Germany's Greens have said the 20 dirtiest coal-fired power plants must be shut if they form coalition with Merkel. Polls indicate the Greens could be part of a three party coalition.
Germany's Green party said on Monday that shuttering the 20 dirtiest coal-fired power plants would be a condition for joining a coalition with Chancellor Angela Merkel's conservatives after this month's election.
In a position paper published Monday, the Green party said it would fight for "a new federal government with Green participation to decide immediately after the election a decision to exit coal with a concrete timetable and as the first step take the 20 dirtiest coal-fired power plants off the grid."
Polls show Merkel's conservatives winning 38 percent of the vote in the September 24 election but she will need to form a coalition to govern. Under current poll trends, that means the conservatives will have to form another "Grand coalition” with the Social Democrats or a so-called "Jamaica coalition” with the Greens and Free Democrats (FDP).
Both the Greens and FDP have raised questions about the prospects of such an alliance, with the leaders of both parties recently calling such a coalition a "fantasy." One of the main clashing points between the two parties is over immigration policy.
Greens co-leader Cem Özdemir said Monday in Berlin onboard a solar-powered boat that they planned to sail past the chancellery office that "we will talk to everybody but not about everything."
The redline on lignite-powered power plants comes as last week a study said Germany was on target to miss its 2020 target to cut greenhouse gas emissions by 40 percent compared to 1990 levels. Germany's CO2 emissions have risen slightly over the past eight years.
"Instead of being world champions in climate protection, we are world champions in lignite coal," Ozdemir said, calling for a second "energy transition" to wind, solar and biomass. Germany's
By 2030, the Greens want 100 percent of power to come from renewable energy.
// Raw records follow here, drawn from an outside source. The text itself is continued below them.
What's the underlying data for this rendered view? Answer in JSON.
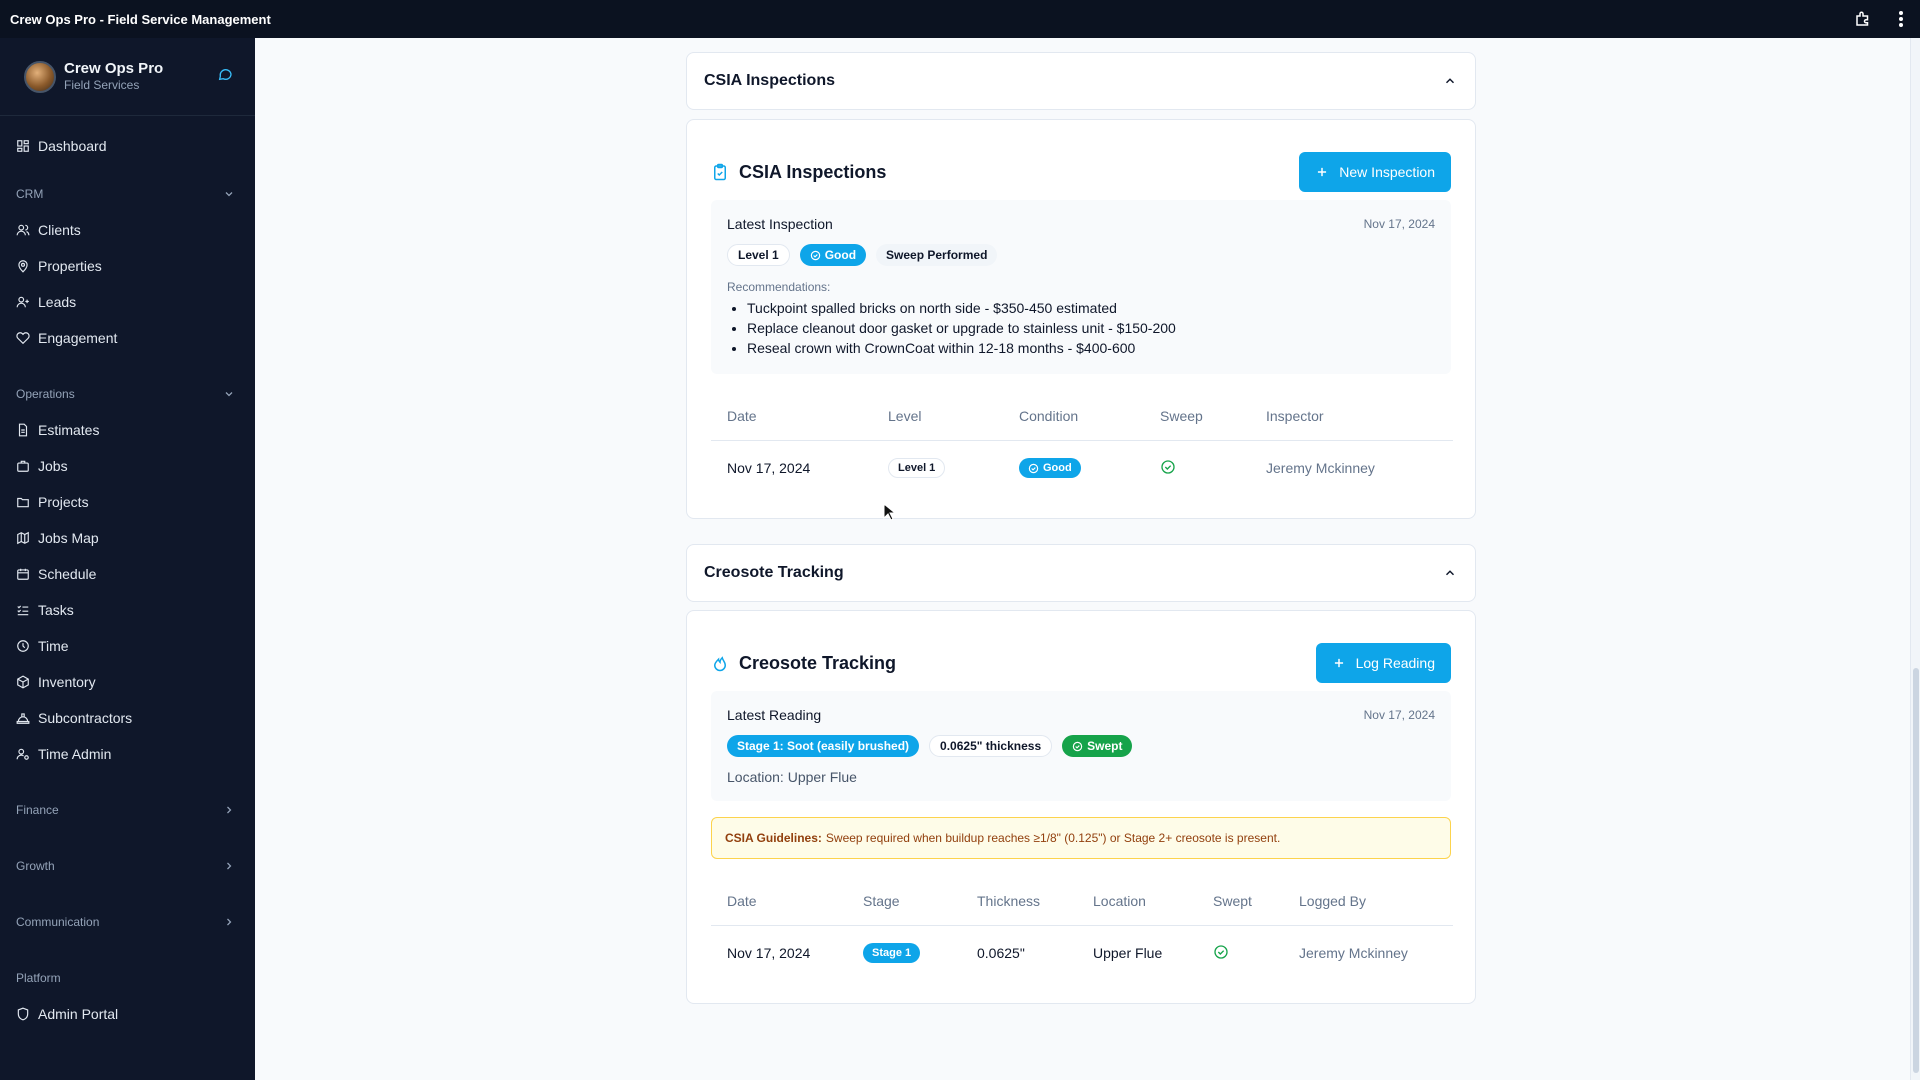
{
  "window": {
    "title": "Crew Ops Pro - Field Service Management"
  },
  "brand": {
    "name": "Crew Ops Pro",
    "subtitle": "Field Services"
  },
  "sidebar": {
    "dashboard": "Dashboard",
    "sections": {
      "crm": "CRM",
      "operations": "Operations",
      "finance": "Finance",
      "growth": "Growth",
      "communication": "Communication",
      "platform": "Platform"
    },
    "crm_items": [
      "Clients",
      "Properties",
      "Leads",
      "Engagement"
    ],
    "operations_items": [
      "Estimates",
      "Jobs",
      "Projects",
      "Jobs Map",
      "Schedule",
      "Tasks",
      "Time",
      "Inventory",
      "Subcontractors",
      "Time Admin"
    ],
    "platform_items": [
      "Admin Portal"
    ]
  },
  "csia": {
    "section_title": "CSIA Inspections",
    "panel_title": "CSIA Inspections",
    "new_button": "New Inspection",
    "latest": {
      "label": "Latest Inspection",
      "date": "Nov 17, 2024",
      "level": "Level 1",
      "condition": "Good",
      "sweep": "Sweep Performed",
      "recommendations_label": "Recommendations:",
      "recommendations": [
        "Tuckpoint spalled bricks on north side - $350-450 estimated",
        "Replace cleanout door gasket or upgrade to stainless unit - $150-200",
        "Reseal crown with CrownCoat within 12-18 months - $400-600"
      ]
    },
    "table": {
      "headers": [
        "Date",
        "Level",
        "Condition",
        "Sweep",
        "Inspector"
      ],
      "rows": [
        {
          "date": "Nov 17, 2024",
          "level": "Level 1",
          "condition": "Good",
          "sweep": true,
          "inspector": "Jeremy Mckinney"
        }
      ]
    }
  },
  "creosote": {
    "section_title": "Creosote Tracking",
    "panel_title": "Creosote Tracking",
    "log_button": "Log Reading",
    "latest": {
      "label": "Latest Reading",
      "date": "Nov 17, 2024",
      "stage": "Stage 1: Soot (easily brushed)",
      "thickness": "0.0625\" thickness",
      "swept": "Swept",
      "location": "Location: Upper Flue"
    },
    "guidelines": {
      "label": "CSIA Guidelines:",
      "text": "Sweep required when buildup reaches ≥1/8\" (0.125\") or Stage 2+ creosote is present."
    },
    "table": {
      "headers": [
        "Date",
        "Stage",
        "Thickness",
        "Location",
        "Swept",
        "Logged By"
      ],
      "rows": [
        {
          "date": "Nov 17, 2024",
          "stage": "Stage 1",
          "thickness": "0.0625\"",
          "location": "Upper Flue",
          "swept": true,
          "logged_by": "Jeremy Mckinney"
        }
      ]
    }
  },
  "colors": {
    "accent": "#0ea5e9",
    "success": "#16a34a",
    "sidebar": "#0f172a"
  }
}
Renewables covered around a third of Europe's largest economy's electricity consumption last year.
Once championed as the "climate chancellor" for pressing other wealthy countries to reduce greenhouse gas emissions, Merkel's reputation has been undermined by the slow pace of reducing coal reliance as the country phases out nuclear power.
Merkel has said that Germany should eventually phase out coal-fired power plants, but the potential economic impact on Germany's coal-mining regions have so far prevented politicians from committing to a deadline for giving up on dirty coal.
Environmental activists from the group Ende Gelände march in August to block the rail lines carrying lignite near the Niederraussem coal fired power plant in North Rhine-Westphalia.
cw/xx (AFP, Reuters)